On January 14 and 15, 2021, the Pacific Island nation of Tonga experienced the largest volcanic eruptions that the world has seen in decades. The volcanic ash blocked out the sun on the main island of Tongatapu and the blasts were heard in New Zealand, 6,000 miles away in Alaska, and as far as Yukon, Canada. Over the two days, hundreds of thousands of lightning flashes occurred. Additionally, the last eruption triggered a tsunami that struck the Tongan capital Nuku’alofa. In response to the massive natural disaster, world governments are mobilizing military and foreign aid to the island nation.
On January 18, the US Agency for International Development’s Bureau for Humanitarian Assistance announced at the US Embassy in Fiji that it, “is working to address emergency shelter needs and is providing safe drinking water.” USAID pledged $100,000 worth of assistance to Tonga including water and hygiene kits. “Once needs assessments are completed and telecommunications are restored, we will know the full extent of the damage,” the embassy said.
Immediate assessments were conducted by the defense forces of New Zealand and Australia. Both nations sent military surveillance flights to Tonga on January 17 as soon as the ash cloud cleared.
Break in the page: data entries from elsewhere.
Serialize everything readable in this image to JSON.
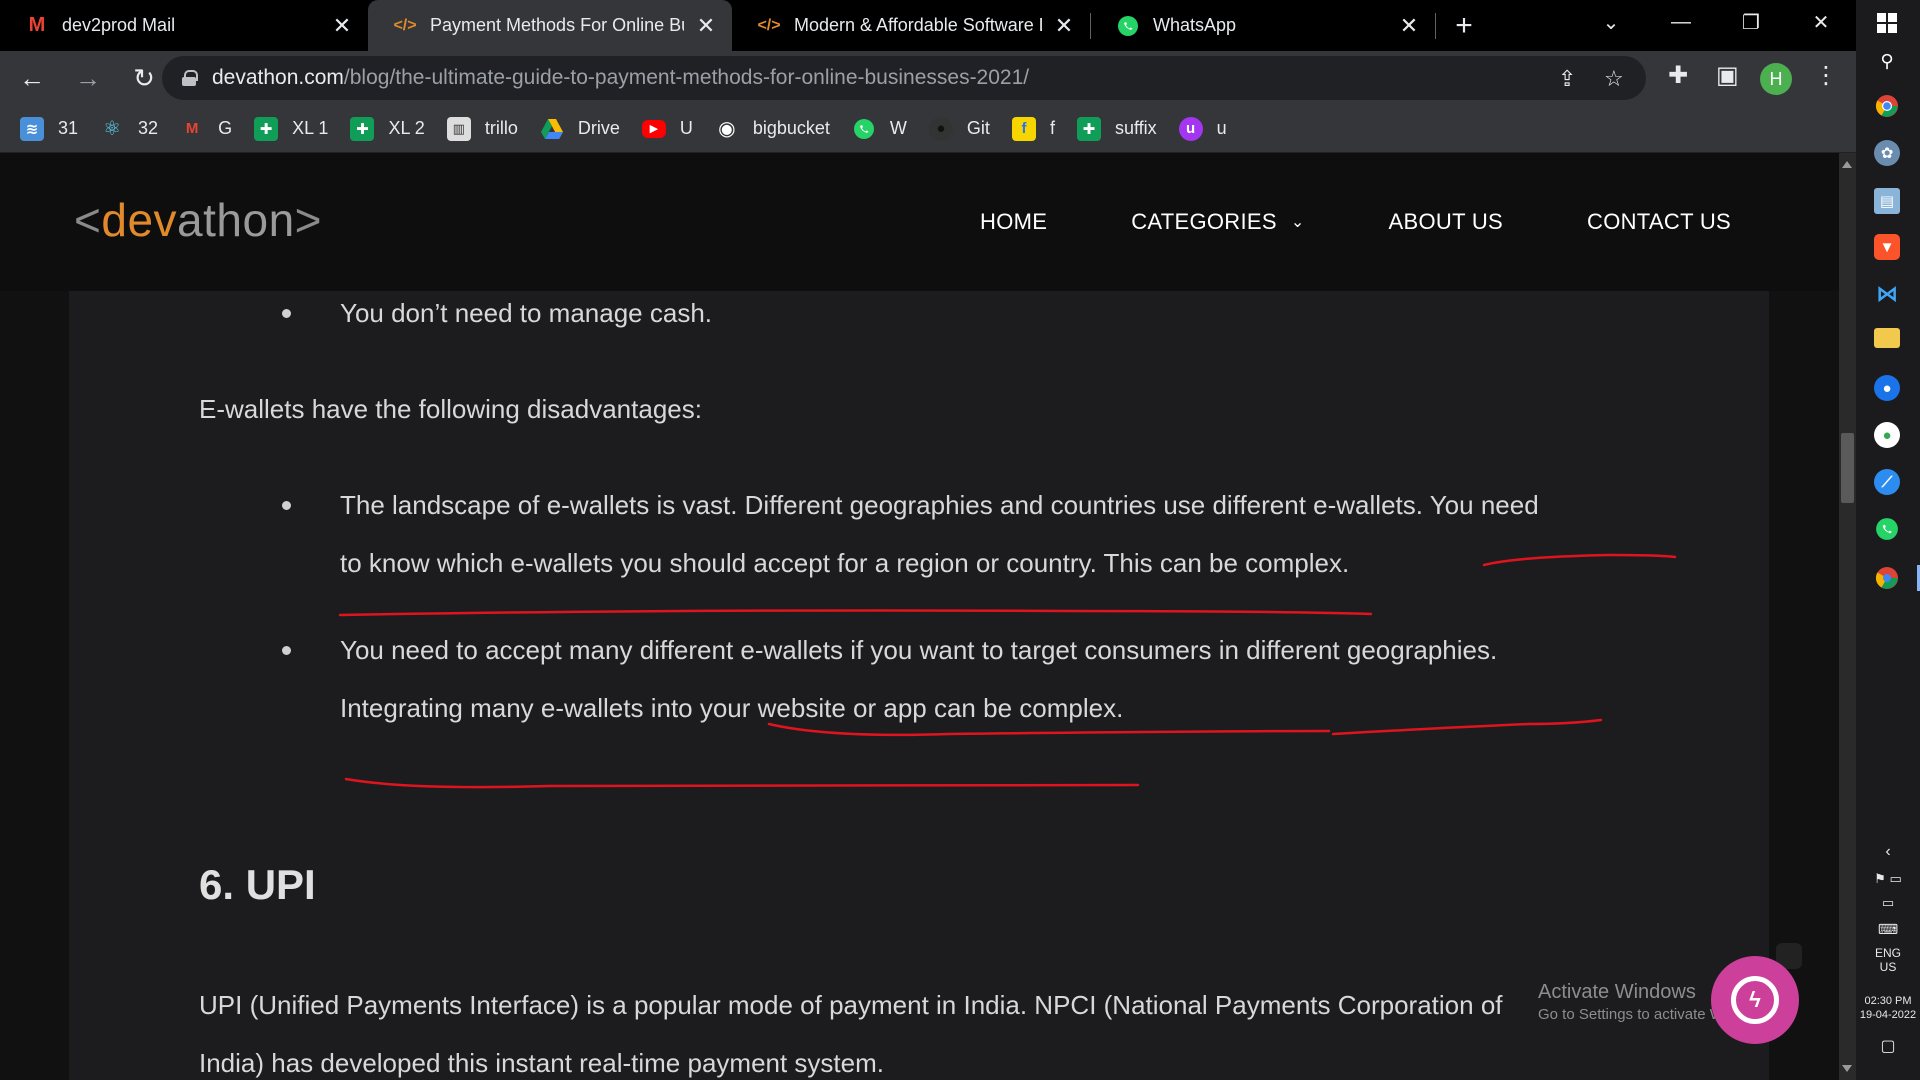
{
  "browser": {
    "tabs": [
      {
        "title": "dev2prod Mail",
        "icon": "gmail-icon",
        "active": false
      },
      {
        "title": "Payment Methods For Online Bu",
        "icon": "code-icon",
        "active": true
      },
      {
        "title": "Modern & Affordable Software D",
        "icon": "code-icon",
        "active": false
      },
      {
        "title": "WhatsApp",
        "icon": "whatsapp-icon",
        "active": false
      }
    ],
    "new_tab": "+",
    "url_host": "devathon.com",
    "url_path": "/blog/the-ultimate-guide-to-payment-methods-for-online-businesses-2021/",
    "profile_initial": "H",
    "bookmarks": [
      {
        "label": "31",
        "icon": "stack-icon",
        "color": "#4a90d9"
      },
      {
        "label": "32",
        "icon": "react-icon",
        "color": "#61dafb"
      },
      {
        "label": "G",
        "icon": "gmail-icon",
        "color": "#ea4335"
      },
      {
        "label": "XL 1",
        "icon": "sheets-icon",
        "color": "#0f9d58"
      },
      {
        "label": "XL 2",
        "icon": "sheets-icon",
        "color": "#0f9d58"
      },
      {
        "label": "trillo",
        "icon": "trello-icon",
        "color": "#dddddd"
      },
      {
        "label": "Drive",
        "icon": "drive-icon",
        "color": "#fbbc04"
      },
      {
        "label": "U",
        "icon": "youtube-icon",
        "color": "#ff0000"
      },
      {
        "label": "bigbucket",
        "icon": "globe-icon",
        "color": "#ffffff"
      },
      {
        "label": "W",
        "icon": "whatsapp-icon",
        "color": "#25d366"
      },
      {
        "label": "Git",
        "icon": "github-icon",
        "color": "#333333"
      },
      {
        "label": "f",
        "icon": "flipkart-icon",
        "color": "#f7d600"
      },
      {
        "label": "suffix",
        "icon": "sheets-icon",
        "color": "#0f9d58"
      },
      {
        "label": "u",
        "icon": "udemy-icon",
        "color": "#a435f0"
      }
    ]
  },
  "site": {
    "logo_open": "<",
    "logo_dev": "dev",
    "logo_athon": "athon",
    "logo_close": ">",
    "nav": [
      "HOME",
      "CATEGORIES",
      "ABOUT US",
      "CONTACT US"
    ]
  },
  "article": {
    "bullet_top": "You don’t need to manage cash.",
    "disadvantages_intro": "E-wallets have the following disadvantages:",
    "bullet1_line1": "The landscape of e-wallets is vast. Different geographies and countries use different e-wallets. You need",
    "bullet1_line2": "to know which e-wallets you should accept for a region or country. This can be complex.",
    "bullet2_line1": "You need to accept many different e-wallets if you want to target consumers in different geographies.",
    "bullet2_line2": "Integrating many e-wallets into your website or app can be complex.",
    "heading_upi": "6. UPI",
    "upi_line1": "UPI (Unified Payments Interface) is a popular mode of payment in India. NPCI (National Payments Corporation of",
    "upi_line2": "India) has developed this instant real-time payment system.",
    "annotation_color": "#e0141e"
  },
  "overlay": {
    "watermark_line1": "Activate Windows",
    "watermark_line2": "Go to Settings to activate Windows."
  },
  "taskbar": {
    "language": "ENG",
    "region": "US",
    "time": "02:30 PM",
    "date": "19-04-2022",
    "pinned": [
      "windows-start-icon",
      "search-icon",
      "chrome-icon",
      "app-icon",
      "notes-icon",
      "brave-icon",
      "vscode-icon",
      "file-explorer-icon",
      "maps-icon",
      "app-icon",
      "compass-icon",
      "whatsapp-icon",
      "chrome-profile-icon"
    ]
  }
}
The next day, the Royal Australian Navy announced it was preparing to launch an aid mission with its landing helicopter dock ship HMAS Adelaide (L01). “At the moment, we are surveying the damage,” a Defence Force spokesperson said at a press conference. “HMAS Adelaide is on its way from Sydney to Brisbane with the aim to launch an aid mission for Tonga.” Adelaide departed for Tonga on January 21.
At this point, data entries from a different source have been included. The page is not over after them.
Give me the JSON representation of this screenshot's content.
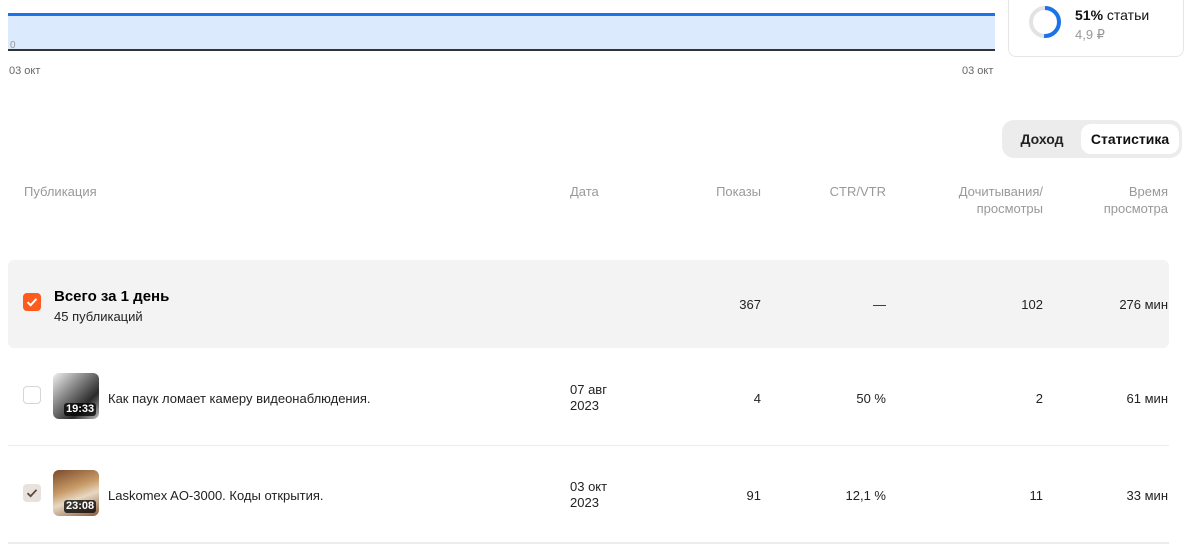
{
  "chart": {
    "zero_label": "0",
    "x_start": "03 окт",
    "x_end": "03 окт"
  },
  "share": {
    "percent": "51%",
    "label": "статьи",
    "amount": "4,9 ₽",
    "fraction": 0.51,
    "ring_color": "#1a73e8"
  },
  "toggle": {
    "income": "Доход",
    "stats": "Статистика",
    "selected": "Статистика"
  },
  "columns": {
    "publication": "Публикация",
    "date": "Дата",
    "impressions": "Показы",
    "ctr": "CTR/VTR",
    "reads_line1": "Дочитывания/",
    "reads_line2": "просмотры",
    "time_line1": "Время",
    "time_line2": "просмотра"
  },
  "total": {
    "title": "Всего за 1 день",
    "subtitle": "45 публикаций",
    "impressions": "367",
    "ctr": "—",
    "reads": "102",
    "time": "276 мин",
    "checked": true
  },
  "rows": [
    {
      "duration": "19:33",
      "title": "Как паук ломает камеру видеонаблюдения.",
      "date_line1": "07 авг",
      "date_line2": "2023",
      "impressions": "4",
      "ctr": "50 %",
      "reads": "2",
      "time": "61 мин",
      "checked": false
    },
    {
      "duration": "23:08",
      "title": "Laskomex AO-3000. Коды открытия.",
      "date_line1": "03 окт",
      "date_line2": "2023",
      "impressions": "91",
      "ctr": "12,1 %",
      "reads": "11",
      "time": "33 мин",
      "checked": true
    }
  ],
  "colors": {
    "accent": "#ff5b1f",
    "chart_line": "#1a73e8",
    "chart_fill": "#dbeafc"
  }
}
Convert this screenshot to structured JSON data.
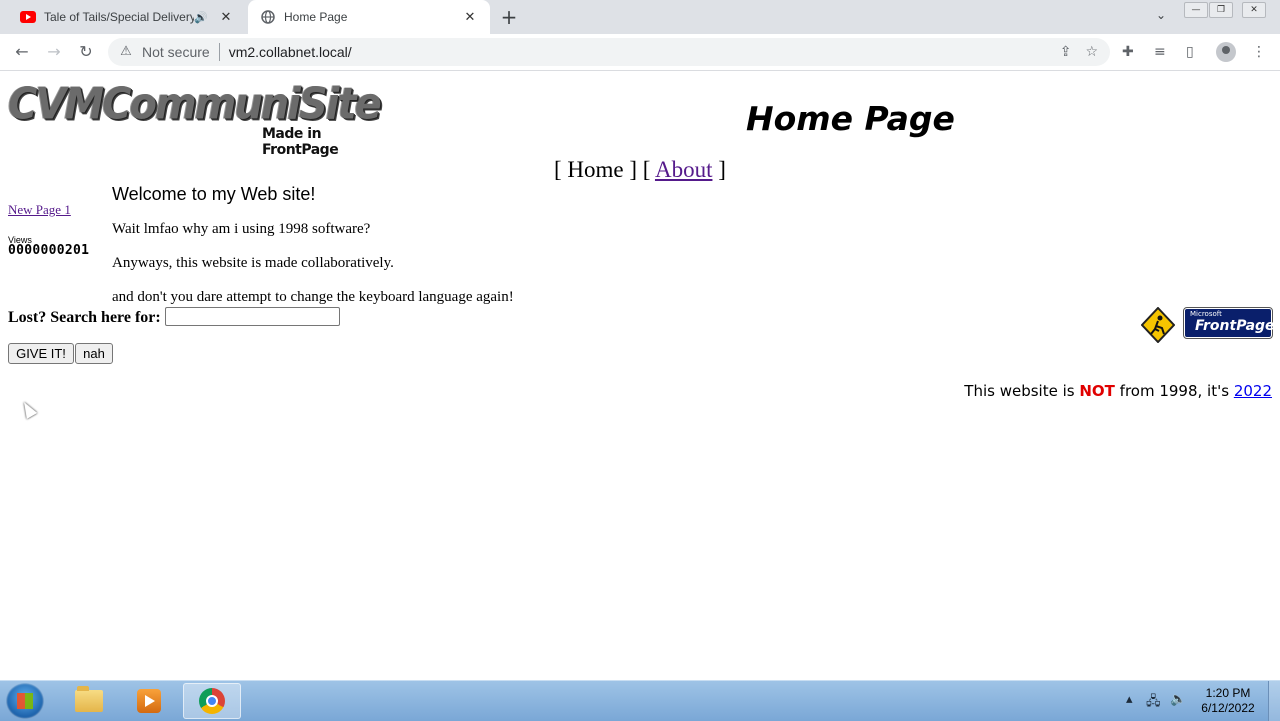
{
  "browser": {
    "tabs": [
      {
        "title": "Tale of Tails/Special Delivery",
        "favicon": "youtube-icon",
        "audio": true,
        "active": false
      },
      {
        "title": "Home Page",
        "favicon": "globe-icon",
        "active": true
      }
    ],
    "security_label": "Not secure",
    "url": "vm2.collabnet.local/"
  },
  "page": {
    "logo_text": "CVMCommuniSite",
    "logo_sub": "Made in FrontPage",
    "heading": "Home Page",
    "nav": {
      "open": "[",
      "home": "Home",
      "mid": "] [",
      "about": "About",
      "close": "]"
    },
    "sidebar": {
      "link": "New Page 1",
      "views_label": "Views",
      "views_count": "0000000201"
    },
    "welcome": "Welcome to my Web site!",
    "paragraphs": [
      "Wait lmfao why am i using 1998 software?",
      "Anyways, this website is made collaboratively.",
      "and don't you dare attempt to change the keyboard language again!"
    ],
    "search": {
      "label": "Lost? Search here for:",
      "value": "",
      "submit": "GIVE IT!",
      "reset": "nah"
    },
    "badges": {
      "frontpage_small": "Microsoft",
      "frontpage_big": "FrontPage"
    },
    "footer": {
      "pre": "This website is ",
      "not": "NOT",
      "mid": " from 1998, it's ",
      "year": "2022"
    }
  },
  "taskbar": {
    "time": "1:20 PM",
    "date": "6/12/2022"
  },
  "colors": {
    "link_visited": "#551a8b",
    "link": "#0000ee",
    "not_red": "#e00000"
  }
}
Meanwhile, New Zealand deployed the strategic sealift ship HMNZS Canterbury (L421) on January 21. The ship carries aid supplies including water, tarps, and milk powder. Moreover, the New Zealand Defence Force deployed a number of vehicles and containers of construction equipment to aid recovery efforts if requested by the Tongan government. Additionally, an RNZAF C-130 Hercules transport plane is expected to deploy with more aid and relief supplies once an airfield in Tonga is reopened.
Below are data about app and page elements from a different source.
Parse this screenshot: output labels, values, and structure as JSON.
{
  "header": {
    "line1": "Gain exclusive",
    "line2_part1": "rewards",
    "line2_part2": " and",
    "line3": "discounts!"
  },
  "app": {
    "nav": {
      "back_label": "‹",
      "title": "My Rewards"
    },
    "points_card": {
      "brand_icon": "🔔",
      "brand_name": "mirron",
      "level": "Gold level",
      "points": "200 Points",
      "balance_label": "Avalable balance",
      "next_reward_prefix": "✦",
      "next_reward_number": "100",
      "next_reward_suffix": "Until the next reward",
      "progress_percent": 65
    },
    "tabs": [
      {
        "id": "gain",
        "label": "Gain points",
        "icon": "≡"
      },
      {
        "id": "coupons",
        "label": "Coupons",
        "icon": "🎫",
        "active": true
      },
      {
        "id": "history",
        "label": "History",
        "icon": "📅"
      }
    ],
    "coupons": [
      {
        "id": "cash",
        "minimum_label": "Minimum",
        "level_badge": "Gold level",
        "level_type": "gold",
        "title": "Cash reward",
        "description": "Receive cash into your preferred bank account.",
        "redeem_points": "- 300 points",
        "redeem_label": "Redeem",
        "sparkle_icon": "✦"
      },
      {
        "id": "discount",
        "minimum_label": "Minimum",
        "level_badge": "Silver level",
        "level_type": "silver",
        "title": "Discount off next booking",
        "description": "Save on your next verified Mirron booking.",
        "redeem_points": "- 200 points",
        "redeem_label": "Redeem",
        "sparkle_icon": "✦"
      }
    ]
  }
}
Japan has also committed defense forces to aid Tonga. On January 19, the Ministry of Defense announced that it would dispatch two C-130s to transport drinking water to Tonga. The Commander, UN Command Rear, Group Captain Lyle Holt called Japan’s commitment, “An invaluable and timely humanitarian contribution in the Pacific.”